Chlamydia is one of the most common STIs with an estimated 1.7 million new cases a year in the U.S. Many people who have chlamydia do not know it. Often there are no symptoms. If left untreated, chlamydia can cause infertility and pain in both women and men. Once diagnosed, it is easily cured with antibiotics. For more information, see the CDC's chlamydia fact sheet.

Gonorrhea is common, especially among teens and people in their 20s. Sometimes called "the clap" or "the drip," gonorrhea may not show symptoms. Left untreated, it can cause infertility and pain in both women and men. Once diagnosed, it is easily cured with antibiotics. For more information, see the CDC's gonorrhea fact sheet.

Viral hepatitis is a serious but preventable condition that affects the liver. The three most common types of viral hepatitis are A, B, and C, and each can be transmitted from person to person in different ways. There are many ways a person can reduce the likelihood of acquiring viral hepatitis: Get vaccinated for hepatitis A and hepatitis B. Practice safer sex. Practice safer drug use. Practice good personal hygiene, such as thorough handwashing.
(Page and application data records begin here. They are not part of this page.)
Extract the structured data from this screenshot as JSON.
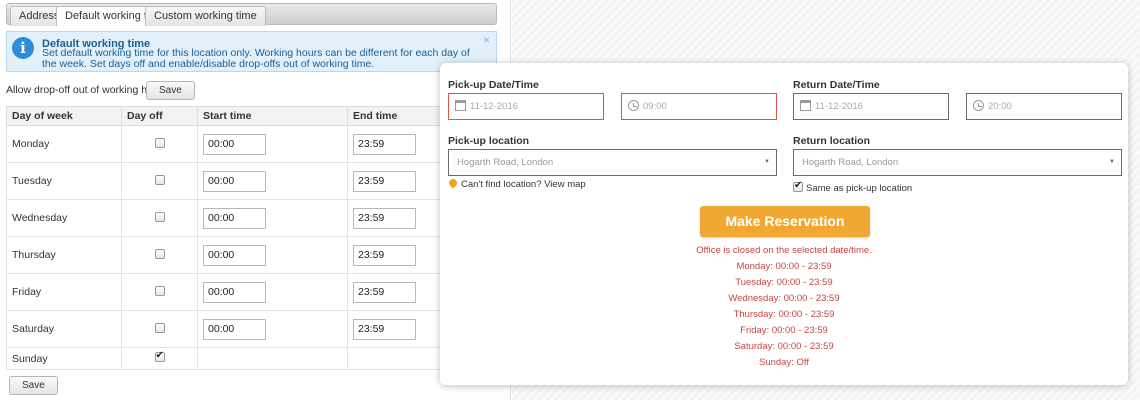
{
  "tabs": [
    {
      "label": "Address"
    },
    {
      "label": "Default working time"
    },
    {
      "label": "Custom working time"
    }
  ],
  "info": {
    "title": "Default working time",
    "text": "Set default working time for this location only. Working hours can be different for each day of the week. Set days off and enable/disable drop-offs out of working time.",
    "close": "×"
  },
  "allow_dropoff": {
    "label": "Allow drop-off out of working hours",
    "checked": false
  },
  "save_label": "Save",
  "table": {
    "headers": [
      "Day of week",
      "Day off",
      "Start time",
      "End time"
    ],
    "rows": [
      {
        "day": "Monday",
        "off": false,
        "start": "00:00",
        "end": "23:59"
      },
      {
        "day": "Tuesday",
        "off": false,
        "start": "00:00",
        "end": "23:59"
      },
      {
        "day": "Wednesday",
        "off": false,
        "start": "00:00",
        "end": "23:59"
      },
      {
        "day": "Thursday",
        "off": false,
        "start": "00:00",
        "end": "23:59"
      },
      {
        "day": "Friday",
        "off": false,
        "start": "00:00",
        "end": "23:59"
      },
      {
        "day": "Saturday",
        "off": false,
        "start": "00:00",
        "end": "23:59"
      },
      {
        "day": "Sunday",
        "off": true,
        "start": "",
        "end": ""
      }
    ]
  },
  "widget": {
    "pickup_datetime_label": "Pick-up Date/Time",
    "return_datetime_label": "Return Date/Time",
    "pickup_date": "11-12-2016",
    "pickup_time": "09:00",
    "return_date": "11-12-2016",
    "return_time": "20:00",
    "pickup_location_label": "Pick-up location",
    "return_location_label": "Return location",
    "pickup_location": "Hogarth Road, London",
    "return_location": "Hogarth Road, London",
    "cant_find": "Can't find location? View map",
    "same_as_pickup": "Same as pick-up location",
    "same_as_pickup_checked": true,
    "make_reservation": "Make Reservation",
    "closed_message": "Office is closed on the selected date/time.",
    "hours": [
      "Monday: 00:00 - 23:59",
      "Tuesday: 00:00 - 23:59",
      "Wednesday: 00:00 - 23:59",
      "Thursday: 00:00 - 23:59",
      "Friday: 00:00 - 23:59",
      "Saturday: 00:00 - 23:59",
      "Sunday: Off"
    ],
    "colors": {
      "accent": "#f0a833",
      "error": "#c74444",
      "error_border": "#d9534f"
    }
  }
}
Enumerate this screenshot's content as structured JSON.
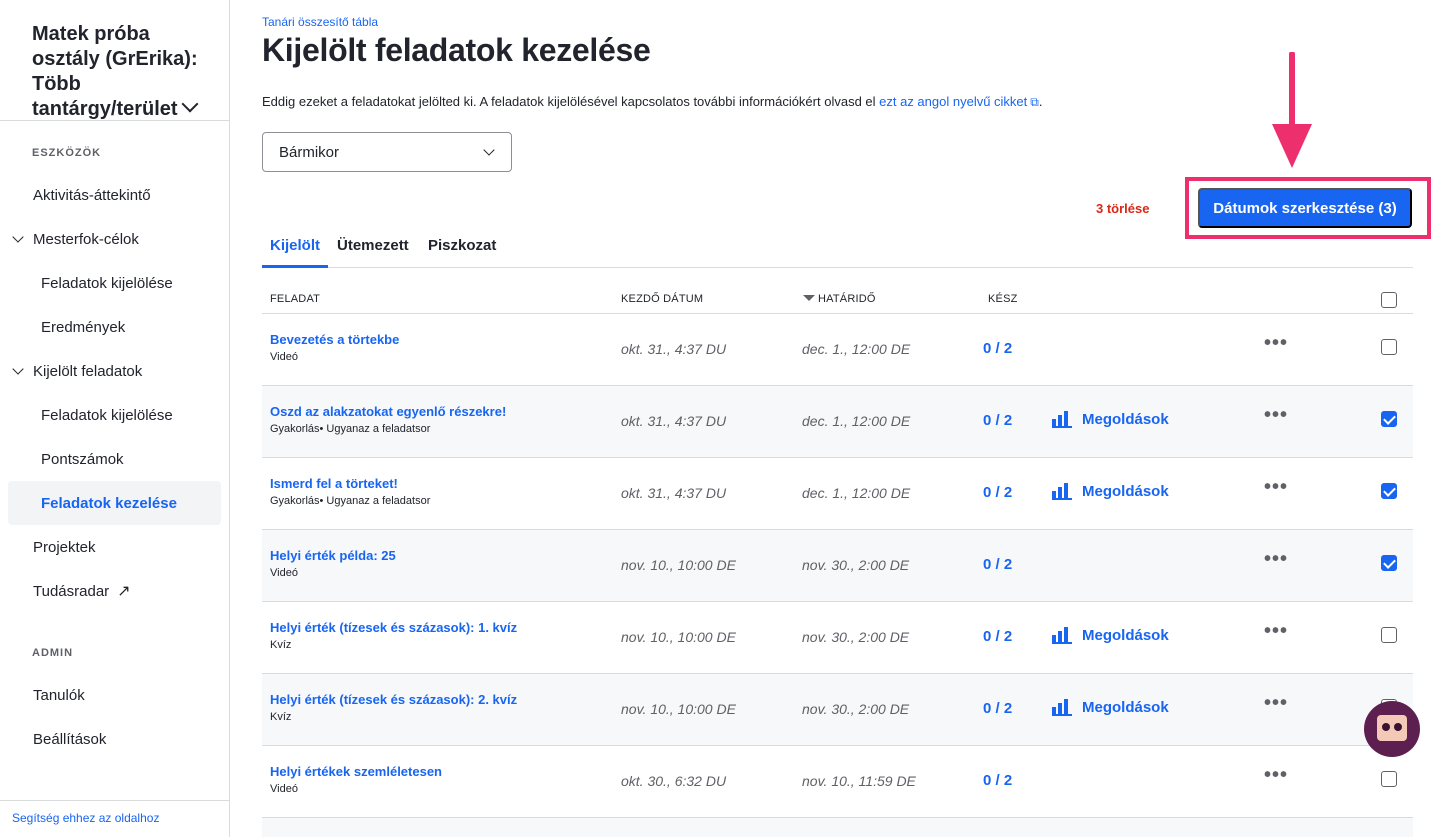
{
  "sidebar": {
    "class_title": "Matek próba osztály (GrErika): Több tantárgy/terület",
    "section_tools": "ESZKÖZÖK",
    "section_admin": "ADMIN",
    "items": [
      {
        "label": "Aktivitás-áttekintő"
      },
      {
        "label": "Mesterfok-célok"
      },
      {
        "label": "Feladatok kijelölése"
      },
      {
        "label": "Eredmények"
      },
      {
        "label": "Kijelölt feladatok"
      },
      {
        "label": "Feladatok kijelölése"
      },
      {
        "label": "Pontszámok"
      },
      {
        "label": "Feladatok kezelése"
      },
      {
        "label": "Projektek"
      },
      {
        "label": "Tudásradar"
      },
      {
        "label": "Tanulók"
      },
      {
        "label": "Beállítások"
      }
    ],
    "help_link": "Segítség ehhez az oldalhoz"
  },
  "header": {
    "breadcrumb": "Tanári összesítő tábla",
    "title": "Kijelölt feladatok kezelése",
    "intro_text": "Eddig ezeket a feladatokat jelölted ki. A feladatok kijelölésével kapcsolatos további információkért olvasd el ",
    "intro_link": "ezt az angol nyelvű cikket",
    "intro_end": "."
  },
  "filter": {
    "selected": "Bármikor"
  },
  "actions": {
    "clear_label": "3 törlése",
    "edit_dates_label": "Dátumok szerkesztése (3)"
  },
  "tabs": [
    "Kijelölt",
    "Ütemezett",
    "Piszkozat"
  ],
  "table": {
    "headers": {
      "task": "FELADAT",
      "start": "KEZDŐ DÁTUM",
      "due": "HATÁRIDŐ",
      "done": "KÉSZ"
    },
    "rows": [
      {
        "title": "Bevezetés a törtekbe",
        "type": "Videó",
        "start": "okt. 31., 4:37 DU",
        "due": "dec. 1., 12:00 DE",
        "done": "0 / 2",
        "solutions": "",
        "checked": false
      },
      {
        "title": "Oszd az alakzatokat egyenlő részekre!",
        "type": "Gyakorlás• Ugyanaz a feladatsor",
        "start": "okt. 31., 4:37 DU",
        "due": "dec. 1., 12:00 DE",
        "done": "0 / 2",
        "solutions": "Megoldások",
        "checked": true
      },
      {
        "title": "Ismerd fel a törteket!",
        "type": "Gyakorlás• Ugyanaz a feladatsor",
        "start": "okt. 31., 4:37 DU",
        "due": "dec. 1., 12:00 DE",
        "done": "0 / 2",
        "solutions": "Megoldások",
        "checked": true
      },
      {
        "title": "Helyi érték példa: 25",
        "type": "Videó",
        "start": "nov. 10., 10:00 DE",
        "due": "nov. 30., 2:00 DE",
        "done": "0 / 2",
        "solutions": "",
        "checked": true
      },
      {
        "title": "Helyi érték (tízesek és százasok): 1. kvíz",
        "type": "Kvíz",
        "start": "nov. 10., 10:00 DE",
        "due": "nov. 30., 2:00 DE",
        "done": "0 / 2",
        "solutions": "Megoldások",
        "checked": false
      },
      {
        "title": "Helyi érték (tízesek és százasok): 2. kvíz",
        "type": "Kvíz",
        "start": "nov. 10., 10:00 DE",
        "due": "nov. 30., 2:00 DE",
        "done": "0 / 2",
        "solutions": "Megoldások",
        "checked": false
      },
      {
        "title": "Helyi értékek szemléletesen",
        "type": "Videó",
        "start": "okt. 30., 6:32 DU",
        "due": "nov. 10., 11:59 DE",
        "done": "0 / 2",
        "solutions": "",
        "checked": false
      }
    ]
  },
  "colors": {
    "accent": "#1865f2",
    "danger": "#d92916",
    "highlight": "#ee2f6e"
  }
}
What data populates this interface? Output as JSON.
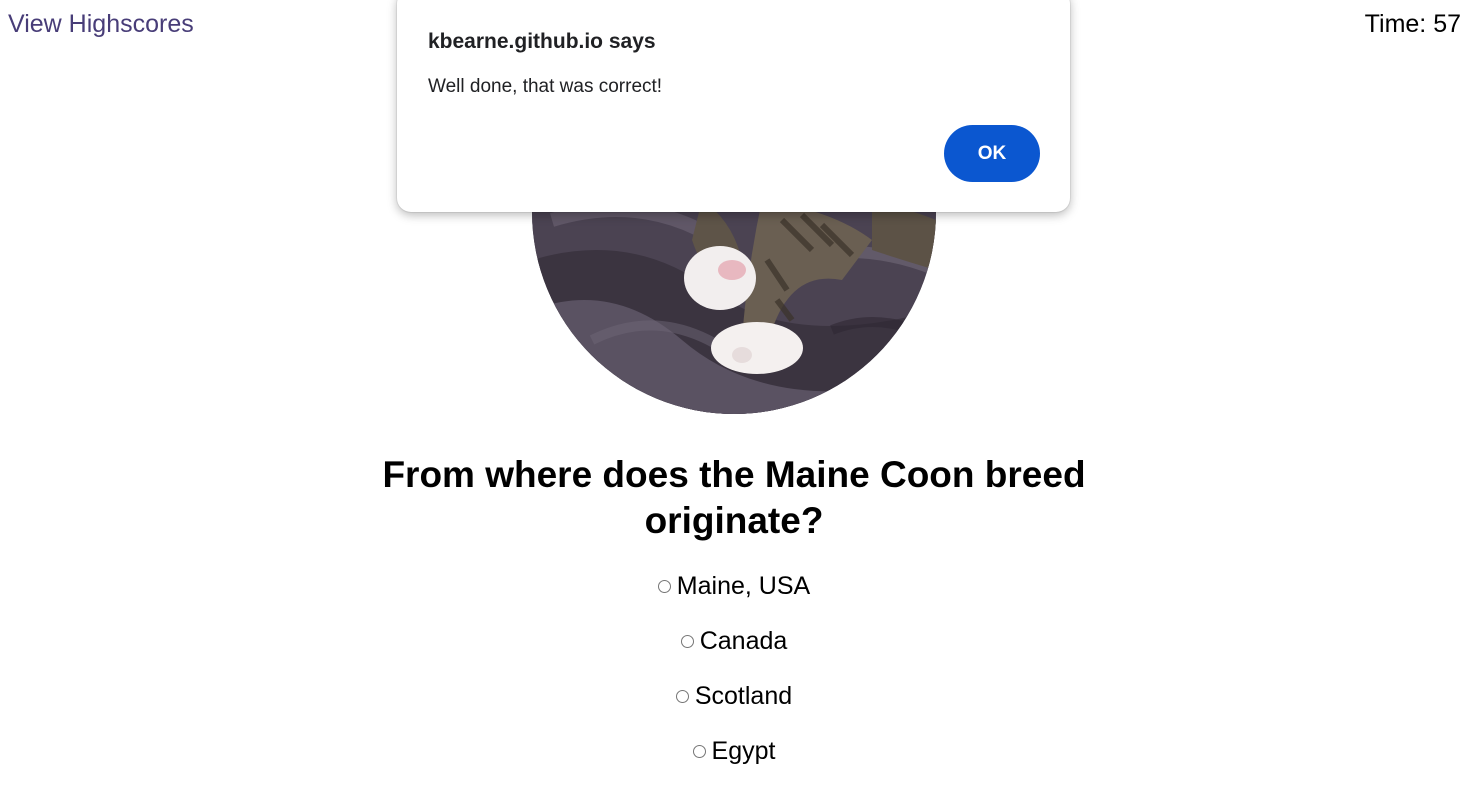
{
  "header": {
    "highscores_link": "View Highscores",
    "timer_text": "Time: 57"
  },
  "dialog": {
    "title": "kbearne.github.io says",
    "message": "Well done, that was correct!",
    "ok_label": "OK"
  },
  "quiz": {
    "question": "From where does the Maine Coon breed originate?",
    "answers": [
      {
        "label": "Maine, USA",
        "selected": false
      },
      {
        "label": "Canada",
        "selected": false
      },
      {
        "label": "Scotland",
        "selected": false
      },
      {
        "label": "Egypt",
        "selected": false
      }
    ]
  },
  "colors": {
    "link": "#483d78",
    "ok_button": "#0b57d0"
  }
}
Hepatitis A and B are preventable, and hepatitis C is curable. For more information, see the CDC's viral hepatitis fact sheets.

Herpes is an STI that can cause sores on the genitals and/or mouth. An estimated one in six people in the U.S. has genital herpes, and there is no cure. Still, prescription medication can ease symptoms and lower the chances of passing the virus to others. Herpes can be painful but usually does not lead to serious health problems. For more information, see the CDC's herpes fact sheet.

HPV is the most common STI with an estimated 14 million new cases in the U.S. each year. There are more than 150 different types of HPV, and while some forms of HPV cause genital warts, many do not show any symptoms. Some forms can be severe and lead to cancer. The HPV vaccine protects against specific types associated with genital warts and cervical cancer. For more information, see the CDC's HPV fact sheet.

Trichomoniasis, sometimes called "trich" for short, often does not show any symptoms. An estimated 3.7 million people are living with trich in the U.S. Trich is usually not serious and can be cured in most cases. Once diagnosed, it is easily cured with antibiotics. For more information, see the CDC's trichomoniasis fact sheet.